Oh yeah, we formulated different ways of dealing with it. We sometimes took pictures of the gear settings — at one point, we had a Hi8 video camera to help us remember how things were set and to keep lining it all up. At this point, I guess we would be using iPhone pictures [laughs], but it definitely means something now to just be able to pull up the plug-ins and do it.

When you’re mixing, what is your go-to UAD reverb?
The Roland RE-201 Space Echo plug-in — I love messing around with the knobs and toying with the sounds I’m putting into it. I don’t have favorite settings that I always go to. If I feel like I have nice clay to work with, I can always make something.

When you’re experimenting with a reverb like that, how do you know when you’ve hit the right setting?
I feel it. When something’s right, it’s like an unspoken language and it inspires me. It’s like picking vocal takes — sometimes you just feel it and that’s it.

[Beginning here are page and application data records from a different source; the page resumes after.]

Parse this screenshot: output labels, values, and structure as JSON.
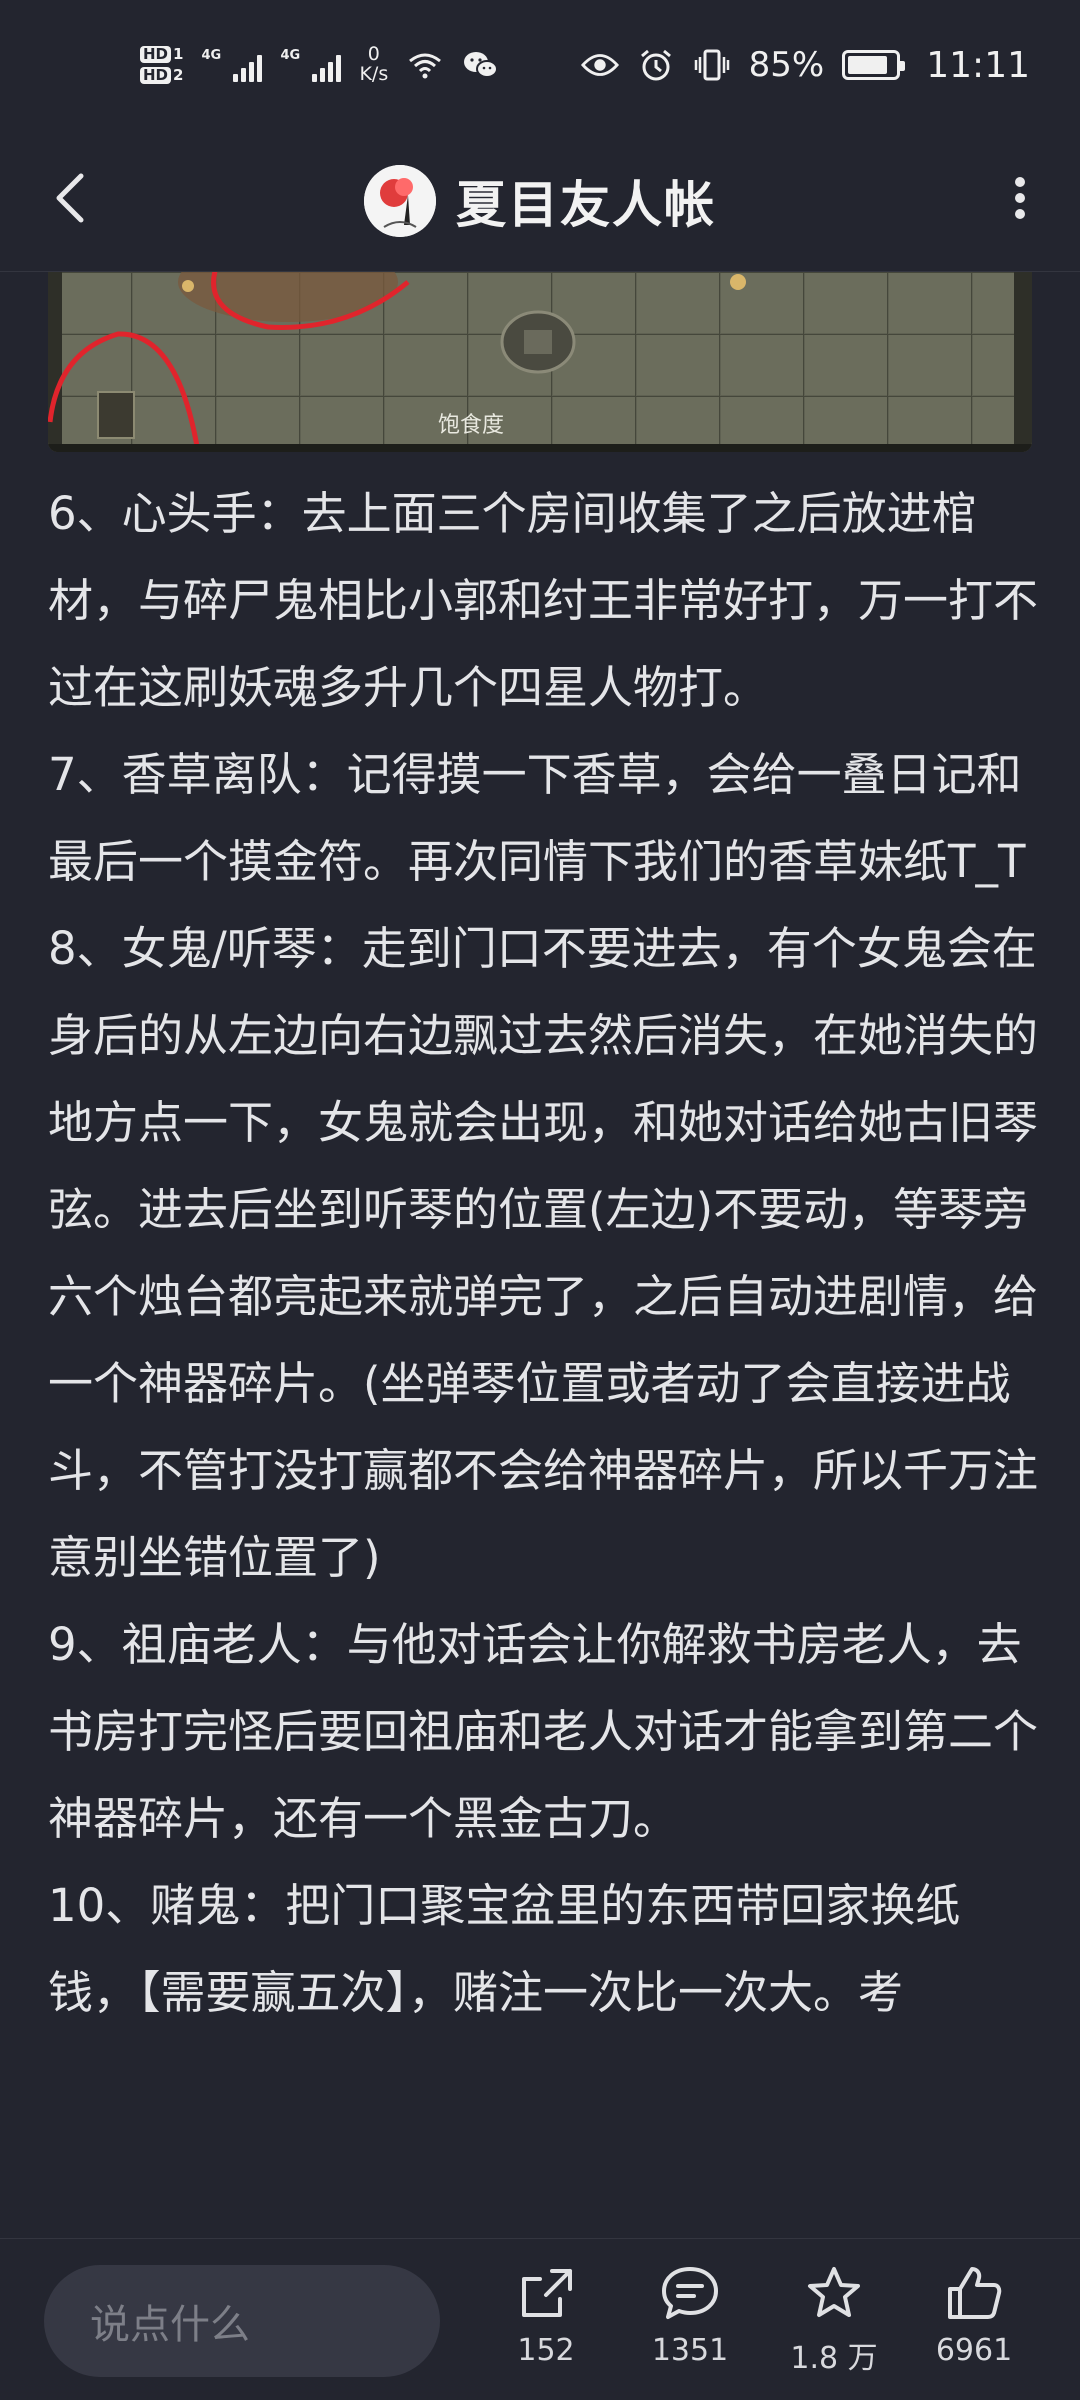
{
  "status_bar": {
    "hd1": "HD",
    "sim1": "1",
    "hd2": "HD",
    "sim2": "2",
    "net1": "4G",
    "net2": "4G",
    "speed_value": "0",
    "speed_unit": "K/s",
    "battery_percent_text": "85%",
    "battery_level": 0.85,
    "time": "11:11",
    "icons": [
      "wifi-icon",
      "wechat-icon",
      "eye-icon",
      "alarm-icon",
      "vibrate-icon",
      "battery-icon"
    ]
  },
  "header": {
    "title": "夏目友人帐",
    "back_icon": "chevron-left-icon",
    "more_icon": "more-vertical-icon"
  },
  "image": {
    "caption_fragment": "饱食度"
  },
  "paragraphs": [
    "6、心头手：去上面三个房间收集了之后放进棺材，与碎尸鬼相比小郭和纣王非常好打，万一打不过在这刷妖魂多升几个四星人物打。",
    "7、香草离队：记得摸一下香草，会给一叠日记和最后一个摸金符。再次同情下我们的香草妹纸T_T",
    "8、女鬼/听琴：走到门口不要进去，有个女鬼会在身后的从左边向右边飘过去然后消失，在她消失的地方点一下，女鬼就会出现，和她对话给她古旧琴弦。进去后坐到听琴的位置(左边)不要动，等琴旁六个烛台都亮起来就弹完了，之后自动进剧情，给一个神器碎片。(坐弹琴位置或者动了会直接进战斗，不管打没打赢都不会给神器碎片，所以千万注意别坐错位置了)",
    "9、祖庙老人：与他对话会让你解救书房老人，去书房打完怪后要回祖庙和老人对话才能拿到第二个神器碎片，还有一个黑金古刀。",
    "10、赌鬼：把门口聚宝盆里的东西带回家换纸钱，【需要赢五次】，赌注一次比一次大。考"
  ],
  "bottom_bar": {
    "input_placeholder": "说点什么",
    "share_count": "152",
    "comment_count": "1351",
    "favorite_count": "1.8 万",
    "like_count": "6961"
  },
  "colors": {
    "background": "#23252f",
    "text": "#e4e5e8",
    "input_bg": "#363844",
    "input_text": "#7d7f88"
  }
}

Do you have other go-to UAD plug-ins?
The Neve 1073 is usually my thing. I mess with that a lot. Also, the EMT® 140 Classic Plate Reverberator Plug-In — I use those more than anything else. Sometimes I use an API Vision Channel Strip or the Pultec EQP-1A on bass. When I’m recording, I usually track on a Neve board, or at least through Neve preamps. With drums in particular, I usually continue with the Neve aspect within the box, using UAD tools for that as well.

Why do you prefer Neve over, say, SSL?
I’m usually looking for something that has a bit more grit to it, rather than smoothness. The Neve pushes the grit for me.

How do you get acquainted with new instruments or plug-ins?
If I’m in a music store, I sit down and use whatever tool to try to create some-thing. If I’ve never played it before, I see if I can get three or four ideas that feel good in a few minutes. I do that with plug-ins, keyboards, guitars — any instrument — if I feel things just come out without me forcing myself, then I keep moving with it.

The UAD plug-ins are great tools, but once you’re introduced to great tools, it’s about what you do with them. You’ve got the tool shed — so find your passion and build.

For more on Salaam Remi, visit him online at salaamremi.com.
Photos: Juan Patino; juanpatinophotography.com.